Boris Johnson “can’t be expected to live in a skip” and prime ministers should get a “one-off payment” to refurbish their Downing Street accommodation, Sarah Vine has said.
Vine, the Daily Mail columnist who is married to Cabinet Office minister Michael Gove, said it would mean her husband would not again have to be dragged to parliament to answer questions about “curtains”.
No.10 has not denied the prime minister received a loan from the Conservative Party to cover the initial costs, before repaying the party.
Prime ministers are allocated a taxpayer-funded budget of up to £30,000 a year to renovate the home – which is more than the median UK household income after tax.
But it has been reported Johnson has spent up to £200,000 on the changes.
Dominic Cummings, Johnson’s former top adviser who quit his post last year, has said the PM wanted Tory donors to “secretly pay” for the work in an “unethical, foolish, possibly illegal” move.
Speaking to BBC Radio 4′s Today programme, Vine said: “The thing about the whole No.10 refurbishment thing is that the prime minister can’t be expected to live in a skip.
“He has to live to a certain standard and the problem with all of these political things like this is that no one is ever prepared to bite the bullet.”
She added: “If he wants to have a pink sofa instead of a green sofa, I think that’s a perfectly reasonable thing for him to want.”
Vine said she did not think the taxpayer should fund the work, but that a “transparent” arrangement for refurbishment was the way forward.
She said when there’s a new PM it would be better for there to be “a one-off payment that enables you to change the curtains, I think that would be very clear and very simple”.
Vine adde this would mean “my husband wouldn’t have to cancel all his very important NHS procurement meetings on an afternoon to go and answer an urgent question about curtains”.

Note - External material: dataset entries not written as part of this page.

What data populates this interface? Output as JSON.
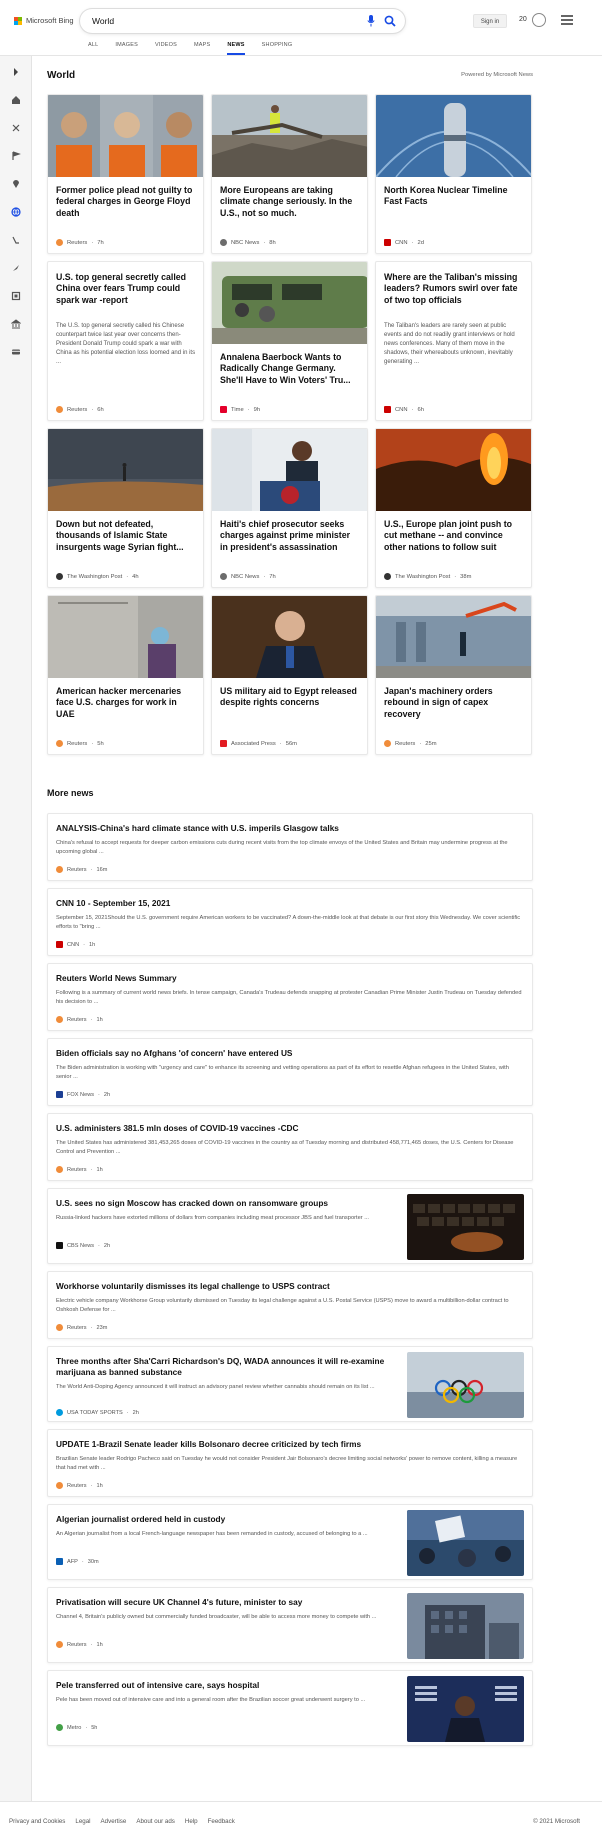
{
  "header": {
    "logo_text": "Microsoft Bing",
    "search_value": "World",
    "sign_in": "Sign in",
    "points": "20"
  },
  "tabs": [
    {
      "label": "ALL"
    },
    {
      "label": "IMAGES"
    },
    {
      "label": "VIDEOS"
    },
    {
      "label": "MAPS"
    },
    {
      "label": "NEWS",
      "active": true
    },
    {
      "label": "SHOPPING"
    }
  ],
  "section": {
    "title": "World",
    "powered_by": "Powered by Microsoft News"
  },
  "top_cards": [
    {
      "title": "Former police plead not guilty to federal charges in George Floyd death",
      "source": "Reuters",
      "time": "7h",
      "source_color": "#f08c3a",
      "image": "mugshots"
    },
    {
      "title": "More Europeans are taking climate change seriously. In the U.S., not so much.",
      "source": "NBC News",
      "time": "8h",
      "source_color": "#6c6c6c",
      "image": "flood-debris"
    },
    {
      "title": "North Korea Nuclear Timeline Fast Facts",
      "source": "CNN",
      "time": "2d",
      "source_color": "#cc0000",
      "image": "missile-dome"
    },
    {
      "title": "U.S. top general secretly called China over fears Trump could spark war -report",
      "snippet": "The U.S. top general secretly called his Chinese counterpart twice last year over concerns then-President Donald Trump could spark a war with China as his potential election loss loomed and in its ...",
      "source": "Reuters",
      "time": "6h",
      "source_color": "#f08c3a",
      "image": ""
    },
    {
      "title": "Annalena Baerbock Wants to Radically Change Germany. She'll Have to Win Voters' Tru...",
      "source": "Time",
      "time": "9h",
      "source_color": "#e4002b",
      "image": "campaign-bus"
    },
    {
      "title": "Where are the Taliban's missing leaders? Rumors swirl over fate of two top officials",
      "snippet": "The Taliban's leaders are rarely seen at public events and do not readily grant interviews or hold news conferences. Many of them move in the shadows, their whereabouts unknown, inevitably generating ...",
      "source": "CNN",
      "time": "6h",
      "source_color": "#cc0000",
      "image": ""
    },
    {
      "title": "Down but not defeated, thousands of Islamic State insurgents wage Syrian fight...",
      "source": "The Washington Post",
      "time": "4h",
      "source_color": "#333333",
      "image": "desert-figure"
    },
    {
      "title": "Haiti's chief prosecutor seeks charges against prime minister in president's assassination",
      "source": "NBC News",
      "time": "7h",
      "source_color": "#6c6c6c",
      "image": "podium"
    },
    {
      "title": "U.S., Europe plan joint push to cut methane -- and convince other nations to follow suit",
      "source": "The Washington Post",
      "time": "38m",
      "source_color": "#333333",
      "image": "gas-flare"
    },
    {
      "title": "American hacker mercenaries face U.S. charges for work in UAE",
      "source": "Reuters",
      "time": "5h",
      "source_color": "#f08c3a",
      "image": "justice"
    },
    {
      "title": "US military aid to Egypt released despite rights concerns",
      "source": "Associated Press",
      "time": "56m",
      "source_color": "#e21b22",
      "image": "official"
    },
    {
      "title": "Japan's machinery orders rebound in sign of capex recovery",
      "source": "Reuters",
      "time": "25m",
      "source_color": "#f08c3a",
      "image": "excavator"
    }
  ],
  "more_news": {
    "title": "More news",
    "items": [
      {
        "title": "ANALYSIS-China's hard climate stance with U.S. imperils Glasgow talks",
        "snippet": "China's refusal to accept requests for deeper carbon emissions cuts during recent visits from the top climate envoys of the United States and Britain may undermine progress at the upcoming global ...",
        "source": "Reuters",
        "time": "16m",
        "source_color": "#f08c3a",
        "thumb": ""
      },
      {
        "title": "CNN 10 - September 15, 2021",
        "snippet": "September 15, 2021Should the U.S. government require American workers to be vaccinated? A down-the-middle look at that debate is our first story this Wednesday. We cover scientific efforts to \"bring ...",
        "source": "CNN",
        "time": "1h",
        "source_color": "#cc0000",
        "thumb": ""
      },
      {
        "title": "Reuters World News Summary",
        "snippet": "Following is a summary of current world news briefs. In tense campaign, Canada's Trudeau defends snapping at protester Canadian Prime Minister Justin Trudeau on Tuesday defended his decision to ...",
        "source": "Reuters",
        "time": "1h",
        "source_color": "#f08c3a",
        "thumb": ""
      },
      {
        "title": "Biden officials say no Afghans 'of concern' have entered US",
        "snippet": "The Biden administration is working with \"urgency and care\" to enhance its screening and vetting operations as part of its effort to resettle Afghan refugees in the United States, with senior ...",
        "source": "FOX News",
        "time": "2h",
        "source_color": "#1c3f94",
        "thumb": ""
      },
      {
        "title": "U.S. administers 381.5 mln doses of COVID-19 vaccines -CDC",
        "snippet": "The United States has administered 381,453,265 doses of COVID-19 vaccines in the country as of Tuesday morning and distributed 458,771,465 doses, the U.S. Centers for Disease Control and Prevention ...",
        "source": "Reuters",
        "time": "1h",
        "source_color": "#f08c3a",
        "thumb": ""
      },
      {
        "title": "U.S. sees no sign Moscow has cracked down on ransomware groups",
        "snippet": "Russia-linked hackers have extorted millions of dollars from companies including meat processor JBS and fuel transporter ...",
        "source": "CBS News",
        "time": "2h",
        "source_color": "#111111",
        "thumb": "keyboard"
      },
      {
        "title": "Workhorse voluntarily dismisses its legal challenge to USPS contract",
        "snippet": "Electric vehicle company Workhorse Group voluntarily dismissed on Tuesday its legal challenge against a U.S. Postal Service (USPS) move to award a multibillion-dollar contract to Oshkosh Defense for ...",
        "source": "Reuters",
        "time": "23m",
        "source_color": "#f08c3a",
        "thumb": ""
      },
      {
        "title": "Three months after Sha'Carri Richardson's DQ, WADA announces it will re-examine marijuana as banned substance",
        "snippet": "The World Anti-Doping Agency announced it will instruct an advisory panel review whether cannabis should remain on its list ...",
        "source": "USA TODAY SPORTS",
        "time": "2h",
        "source_color": "#009bde",
        "thumb": "olympic-rings"
      },
      {
        "title": "UPDATE 1-Brazil Senate leader kills Bolsonaro decree criticized by tech firms",
        "snippet": "Brazilian Senate leader Rodrigo Pacheco said on Tuesday he would not consider President Jair Bolsonaro's decree limiting social networks' power to remove content, killing a measure that had met with ...",
        "source": "Reuters",
        "time": "1h",
        "source_color": "#f08c3a",
        "thumb": ""
      },
      {
        "title": "Algerian journalist ordered held in custody",
        "snippet": "An Algerian journalist from a local French-language newspaper has been remanded in custody, accused of belonging to a ...",
        "source": "AFP",
        "time": "30m",
        "source_color": "#0a5fb4",
        "thumb": "protest"
      },
      {
        "title": "Privatisation will secure UK Channel 4's future, minister to say",
        "snippet": "Channel 4, Britain's publicly owned but commercially funded broadcaster, will be able to access more money to compete with ...",
        "source": "Reuters",
        "time": "1h",
        "source_color": "#f08c3a",
        "thumb": "building"
      },
      {
        "title": "Pele transferred out of intensive care, says hospital",
        "snippet": "Pele has been moved out of intensive care and into a general room after the Brazilian soccer great underwent surgery to ...",
        "source": "Metro",
        "time": "5h",
        "source_color": "#43a047",
        "thumb": "forum"
      }
    ]
  },
  "footer": {
    "links": [
      "Privacy and Cookies",
      "Legal",
      "Advertise",
      "About our ads",
      "Help",
      "Feedback"
    ],
    "copyright": "© 2021 Microsoft"
  }
}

Gove, in his Cabinet Office role, faced questions from MPs on Monday about who paid for the renovation.
Labour deputy leader Angela Rayner said Tory Party co-chair Amanda Milling needed to “come clean” about whether party funds had been used.
“No more cover-ups, no more prevarication,” she said. “Tell us who paid for the prime minister’s flat, and release all correspondence on this matter between the Conservative Party, Downing Street and the Cabinet Office.”